#### Exercise brief:
Once the records below have been read, copy them all out exactly.

#### Data shown:
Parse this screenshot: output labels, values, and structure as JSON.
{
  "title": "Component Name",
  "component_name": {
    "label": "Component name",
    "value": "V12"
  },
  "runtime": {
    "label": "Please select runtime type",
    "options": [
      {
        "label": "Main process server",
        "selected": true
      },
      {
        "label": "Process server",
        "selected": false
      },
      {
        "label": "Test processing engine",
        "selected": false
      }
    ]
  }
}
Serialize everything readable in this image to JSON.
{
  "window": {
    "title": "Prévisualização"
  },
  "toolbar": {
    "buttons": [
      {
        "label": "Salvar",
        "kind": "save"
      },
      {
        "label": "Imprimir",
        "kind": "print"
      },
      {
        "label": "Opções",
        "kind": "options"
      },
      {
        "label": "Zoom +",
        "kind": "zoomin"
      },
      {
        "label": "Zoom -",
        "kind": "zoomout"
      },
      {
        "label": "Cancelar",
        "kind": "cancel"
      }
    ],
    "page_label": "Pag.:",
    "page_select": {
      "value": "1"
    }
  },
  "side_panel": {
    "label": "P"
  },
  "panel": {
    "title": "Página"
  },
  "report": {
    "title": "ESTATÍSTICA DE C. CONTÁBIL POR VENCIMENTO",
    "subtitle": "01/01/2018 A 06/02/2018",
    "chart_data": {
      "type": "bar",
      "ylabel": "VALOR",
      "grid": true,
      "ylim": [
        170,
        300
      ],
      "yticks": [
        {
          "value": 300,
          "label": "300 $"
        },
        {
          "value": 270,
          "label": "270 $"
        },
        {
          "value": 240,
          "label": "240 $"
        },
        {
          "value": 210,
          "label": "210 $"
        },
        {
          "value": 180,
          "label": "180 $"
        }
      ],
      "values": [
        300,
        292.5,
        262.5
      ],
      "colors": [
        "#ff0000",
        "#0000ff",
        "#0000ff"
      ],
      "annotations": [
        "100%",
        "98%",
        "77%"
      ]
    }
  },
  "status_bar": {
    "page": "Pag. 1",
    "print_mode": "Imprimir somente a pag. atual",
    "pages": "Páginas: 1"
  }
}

#### Answer area:
Parse this screenshot: output labels, values, and structure as JSON.
{
  "title": "Component Name",
  "component_name": {
    "label": "Component name",
    "value": "V12"
  },
  "runtime": {
    "label": "Please select runtime type",
    "options": [
      {
        "label": "Main process server",
        "selected": true
      },
      {
        "label": "Process server",
        "selected": false
      },
      {
        "label": "Test processing engine",
        "selected": false
      }
    ]
  }
}
Serialize everything readable in this image to JSON.
{
  "window": {
    "title": "Prévisualização"
  },
  "toolbar": {
    "buttons": [
      {
        "label": "Salvar",
        "kind": "save"
      },
      {
        "label": "Imprimir",
        "kind": "print"
      },
      {
        "label": "Opções",
        "kind": "options"
      },
      {
        "label": "Zoom +",
        "kind": "zoomin"
      },
      {
        "label": "Zoom -",
        "kind": "zoomout"
      },
      {
        "label": "Cancelar",
        "kind": "cancel"
      }
    ],
    "page_label": "Pag.:",
    "page_select": {
      "value": "1"
    }
  },
  "side_panel": {
    "label": "P"
  },
  "panel": {
    "title": "Página"
  },
  "report": {
    "title": "ESTATÍSTICA DE C. CONTÁBIL POR VENCIMENTO",
    "subtitle": "01/01/2018 A 06/02/2018",
    "chart_data": {
      "type": "bar",
      "ylabel": "VALOR",
      "grid": true,
      "ylim": [
        170,
        300
      ],
      "yticks": [
        {
          "value": 300,
          "label": "300 $"
        },
        {
          "value": 270,
          "label": "270 $"
        },
        {
          "value": 240,
          "label": "240 $"
        },
        {
          "value": 210,
          "label": "210 $"
        },
        {
          "value": 180,
          "label": "180 $"
        }
      ],
      "values": [
        300,
        292.5,
        262.5
      ],
      "colors": [
        "#ff0000",
        "#0000ff",
        "#0000ff"
      ],
      "annotations": [
        "100%",
        "98%",
        "77%"
      ]
    }
  },
  "status_bar": {
    "page": "Pag. 1",
    "print_mode": "Imprimir somente a pag. atual",
    "pages": "Páginas: 1"
  }
}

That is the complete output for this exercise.